I got more involved when it came to official events. Before we had a state dinner, I helped the florists choose appropriate colors for each country. You didn’t want the centerpieces to have the colors of the guest’s enemy’s flag. We also tried to include a nod to the country on the menu. In the days leading up to the event, the staff would fix one of the items for our family supper and say, “This is what we’re thinking of serving at the dinner.” That was a lot of fun.
Christmas was another major undertaking. Our first year, 2001, I chose the theme “Home for the Holidays.” Roland Mesnier, our pastry chef, made a replica of the original White House as it looked before British troops set it on fire in 1814. Our carpenters, plumbers and electricians used original floor plans to build 18 scale models of presidents’ homes, from Thomas Jefferson’s Monticello to Lyndon B. Johnson’s ranch.
Over the years, the staff became like our friends and family. As Barbara Bush used to say, you could be changing your clothes and a staff member could accidentally open the door to vacuum. They see you in a really intimate way. It was the chief usher, Gary Walters, who saw how unhappy my mother-in-law was with her official portrait and suggested she have a new one painted. She took his advice and we unveiled her new portrait in January 2005, two weeks before George began his second term.
We rarely heard stories about previous presidential families. The chief usher is especially strict about making sure that no one discusses any family’s private life. That makes the current family feel secure. You know that if your children act out and you fuss at them, no one’s going to tell.
But even though the staff doesn’t talk about them, you’re aware of all the other families who have lived in the White House before you. The furniture in the Lincoln bedroom was really the Lincolns’ furniture. Every day, I walked past the black lacquer screen Nancy Reagan added to the upstairs hallway. The walls of our dining room were covered with the light, cheerful fabric the Clintons had chosen. And our staff members had served other presidents before us.
When Barbara Bush died in 2018, Melania Trump brought Buddy Carter, a White House butler, and George Hainey, a former maître d’, down to Houston for the funeral. My father-in-law was so glad to see them, and what made it even more special was that three other former presidents who were there—President Obama, President Clinton and my husband—knew those men well. All of our families hugged them.
There’s great continuity in that, and it’s part of a larger continuity that’s made our country as stable as it is. There are so many government workers who serve from president to president. I see that as the big ballast of the ship of state.
The same sense of continuity carries through inside the White House, in very personal ways.

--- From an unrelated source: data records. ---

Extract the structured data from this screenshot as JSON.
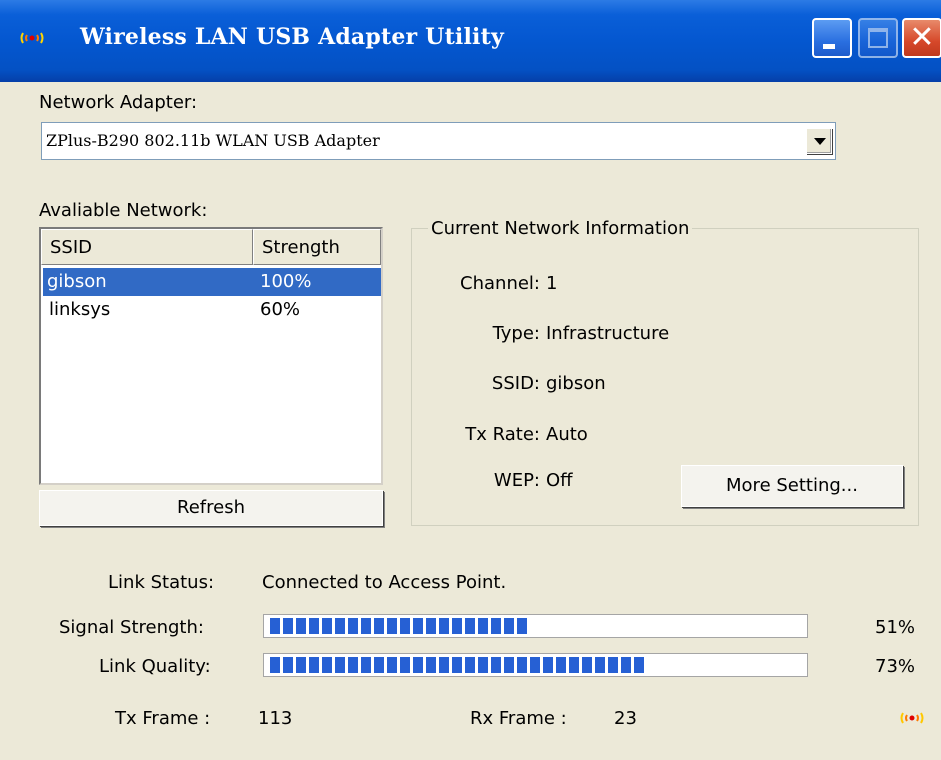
{
  "window": {
    "title": "Wireless LAN USB Adapter Utility",
    "app_icon": "wireless-antenna-icon",
    "controls": [
      "minimize",
      "maximize",
      "close"
    ]
  },
  "adapter": {
    "label": "Network Adapter:",
    "selected": "ZPlus-B290 802.11b WLAN USB Adapter"
  },
  "available": {
    "label": "Avaliable Network:",
    "columns": {
      "ssid": "SSID",
      "strength": "Strength"
    },
    "rows": [
      {
        "ssid": "gibson",
        "strength": "100%",
        "selected": true
      },
      {
        "ssid": "linksys",
        "strength": "60%",
        "selected": false
      }
    ],
    "refresh_label": "Refresh"
  },
  "current": {
    "legend": "Current Network Information",
    "channel_label": "Channel:",
    "channel": "1",
    "type_label": "Type:",
    "type": "Infrastructure",
    "ssid_label": "SSID:",
    "ssid": "gibson",
    "txrate_label": "Tx Rate:",
    "txrate": "Auto",
    "wep_label": "WEP:",
    "wep": "Off",
    "more_label": "More Setting..."
  },
  "status": {
    "link_label": "Link Status:",
    "link": "Connected to Access Point.",
    "signal_label": "Signal Strength:",
    "signal_pct": "51%",
    "signal_value": 51,
    "quality_label": "Link Quality:",
    "quality_pct": "73%",
    "quality_value": 73,
    "tx_label": "Tx Frame :",
    "tx": "113",
    "rx_label": "Rx Frame :",
    "rx": "23"
  },
  "colors": {
    "selection": "#316ac5",
    "progress": "#2660d4",
    "titlebar": "#0457d0"
  }
}
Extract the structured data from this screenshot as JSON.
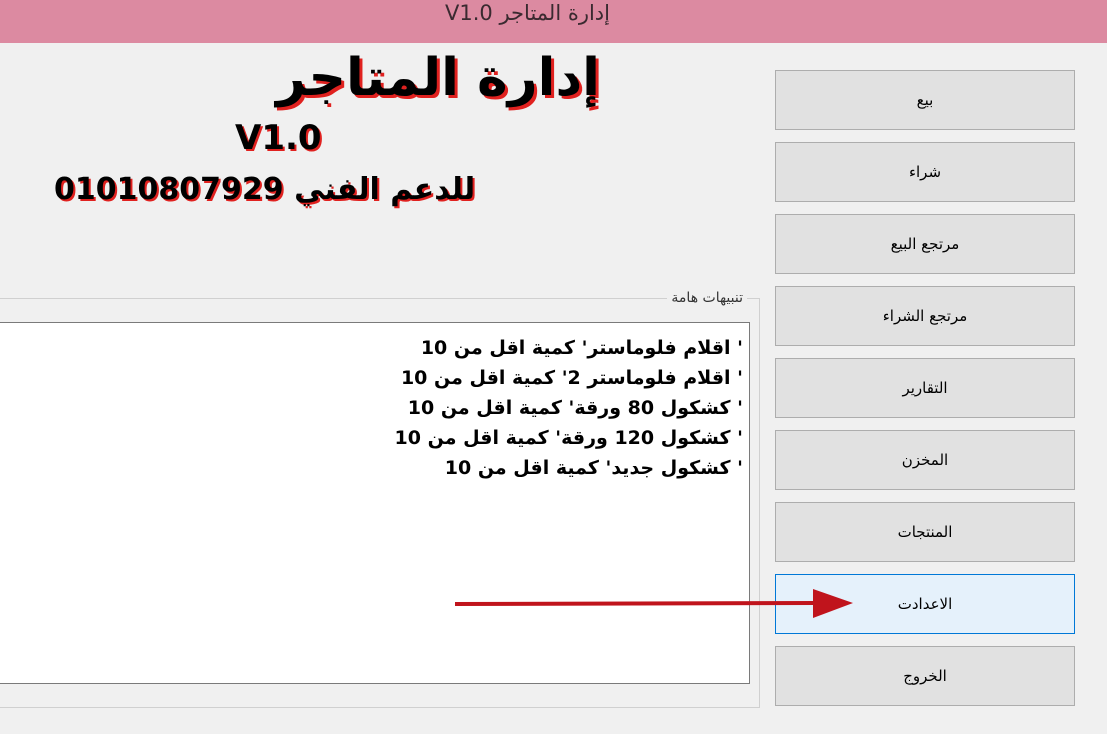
{
  "window": {
    "title": "إدارة المتاجر V1.0"
  },
  "logo": {
    "line1": "إدارة المتاجر",
    "version": "V1.0",
    "support": "للدعم الفني 01010807929"
  },
  "alerts": {
    "group_title": "تنبيهات هامة",
    "items": [
      "' اقلام فلوماستر'  كمية اقل من 10",
      "' اقلام فلوماستر 2'  كمية اقل من 10",
      "' كشكول 80 ورقة'  كمية اقل من 10",
      "' كشكول 120 ورقة'  كمية اقل من 10",
      "' كشكول جديد'  كمية اقل من 10"
    ]
  },
  "nav": {
    "buttons": [
      {
        "label": "بيع"
      },
      {
        "label": "شراء"
      },
      {
        "label": "مرتجع البيع"
      },
      {
        "label": "مرتجع الشراء"
      },
      {
        "label": "التقارير"
      },
      {
        "label": "المخزن"
      },
      {
        "label": "المنتجات"
      },
      {
        "label": "الاعدادت"
      },
      {
        "label": "الخروج"
      }
    ],
    "active_index": 7
  },
  "colors": {
    "titlebar": "#dc8aa1",
    "arrow": "#c0141c",
    "logo_shadow": "#e0211f"
  }
}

When we gave the Obamas their tour, my daughters remembered visiting their grandfather as little girls and they showed Sasha and Malia how to slide down the ramp that comes down from the solarium in the private quarters.
It must be jarring for the staffers when a new president moves in, but you’d never know it. They welcome the new family, and don’t miss a beat when a president comes home on Inauguration Day, whether it’s for the first or second time. That’s what they’re there for—to serve the president of the United States—and they’re very serious about it. They know they’re the stewards of the presidency itself.
Editor's note: This story went to press before the recent Covid-19 outbreak at the White House.
An earlier version of this story misidentified the photo of Nancy Clarke as Nancy F. Mitchell. Smithsonian regrets the error.